• Directions for this task: From the entries, copy every line that carries the string "troubleshoot".

• Study material:

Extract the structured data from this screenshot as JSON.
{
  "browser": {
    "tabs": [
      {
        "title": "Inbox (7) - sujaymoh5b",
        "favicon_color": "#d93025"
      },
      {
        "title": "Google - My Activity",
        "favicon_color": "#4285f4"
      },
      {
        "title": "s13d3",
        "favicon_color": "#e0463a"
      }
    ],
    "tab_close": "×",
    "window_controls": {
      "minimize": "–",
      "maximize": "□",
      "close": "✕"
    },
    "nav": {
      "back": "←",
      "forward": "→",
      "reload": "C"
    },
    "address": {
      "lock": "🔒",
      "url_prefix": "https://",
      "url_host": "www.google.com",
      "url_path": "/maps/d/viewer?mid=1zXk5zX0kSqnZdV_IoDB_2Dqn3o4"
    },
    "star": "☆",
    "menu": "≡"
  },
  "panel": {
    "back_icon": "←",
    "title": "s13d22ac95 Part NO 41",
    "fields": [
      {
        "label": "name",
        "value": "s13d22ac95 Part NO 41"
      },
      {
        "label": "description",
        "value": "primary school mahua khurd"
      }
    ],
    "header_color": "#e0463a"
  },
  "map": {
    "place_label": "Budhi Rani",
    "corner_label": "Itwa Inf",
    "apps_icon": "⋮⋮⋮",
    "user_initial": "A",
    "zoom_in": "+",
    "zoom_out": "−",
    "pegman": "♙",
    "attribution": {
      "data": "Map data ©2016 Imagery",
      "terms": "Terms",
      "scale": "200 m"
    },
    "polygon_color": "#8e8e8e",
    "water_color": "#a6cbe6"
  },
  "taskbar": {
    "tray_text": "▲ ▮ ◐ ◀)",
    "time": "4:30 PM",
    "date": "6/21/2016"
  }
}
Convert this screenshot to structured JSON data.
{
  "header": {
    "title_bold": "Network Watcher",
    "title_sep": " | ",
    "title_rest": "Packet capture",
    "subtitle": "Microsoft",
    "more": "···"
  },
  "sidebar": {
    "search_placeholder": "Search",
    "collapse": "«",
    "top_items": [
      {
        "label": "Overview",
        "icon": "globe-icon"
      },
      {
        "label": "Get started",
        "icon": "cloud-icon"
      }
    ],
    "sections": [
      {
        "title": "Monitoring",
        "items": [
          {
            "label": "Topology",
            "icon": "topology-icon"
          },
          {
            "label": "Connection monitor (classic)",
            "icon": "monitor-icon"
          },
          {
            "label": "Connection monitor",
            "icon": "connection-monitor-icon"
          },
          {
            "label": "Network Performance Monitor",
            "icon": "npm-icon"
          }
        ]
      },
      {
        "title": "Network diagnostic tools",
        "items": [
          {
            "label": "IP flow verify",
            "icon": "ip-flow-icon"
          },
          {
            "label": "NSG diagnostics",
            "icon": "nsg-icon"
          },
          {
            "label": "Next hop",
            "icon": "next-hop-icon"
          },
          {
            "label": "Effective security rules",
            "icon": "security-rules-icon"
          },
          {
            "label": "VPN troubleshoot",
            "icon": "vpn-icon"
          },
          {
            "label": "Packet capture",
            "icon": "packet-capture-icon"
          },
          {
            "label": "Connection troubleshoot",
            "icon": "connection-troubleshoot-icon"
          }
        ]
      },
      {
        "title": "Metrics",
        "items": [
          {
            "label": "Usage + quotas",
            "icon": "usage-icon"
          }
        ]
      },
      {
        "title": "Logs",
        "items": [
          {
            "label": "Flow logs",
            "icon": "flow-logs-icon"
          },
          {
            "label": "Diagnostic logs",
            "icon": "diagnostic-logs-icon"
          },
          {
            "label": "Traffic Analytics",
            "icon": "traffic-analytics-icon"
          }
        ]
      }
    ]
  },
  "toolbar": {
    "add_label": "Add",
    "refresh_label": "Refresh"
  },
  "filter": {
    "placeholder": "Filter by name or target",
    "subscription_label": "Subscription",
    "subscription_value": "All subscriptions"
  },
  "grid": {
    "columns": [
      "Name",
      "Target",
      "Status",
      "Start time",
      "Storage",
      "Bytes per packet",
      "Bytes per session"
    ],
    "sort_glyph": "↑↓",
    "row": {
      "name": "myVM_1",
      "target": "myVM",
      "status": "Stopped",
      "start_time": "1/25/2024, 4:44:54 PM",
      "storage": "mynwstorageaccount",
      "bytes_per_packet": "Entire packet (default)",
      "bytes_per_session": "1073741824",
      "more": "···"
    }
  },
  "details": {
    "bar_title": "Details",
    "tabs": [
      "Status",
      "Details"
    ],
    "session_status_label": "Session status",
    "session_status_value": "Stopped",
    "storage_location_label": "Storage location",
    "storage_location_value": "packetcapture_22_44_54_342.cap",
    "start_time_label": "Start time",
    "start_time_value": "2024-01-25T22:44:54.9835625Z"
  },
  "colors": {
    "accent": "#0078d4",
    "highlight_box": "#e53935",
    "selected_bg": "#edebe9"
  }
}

• Response to the task:
            "label": "VPN troubleshoot",
            "label": "Connection troubleshoot",
            "icon": "connection-troubleshoot-icon"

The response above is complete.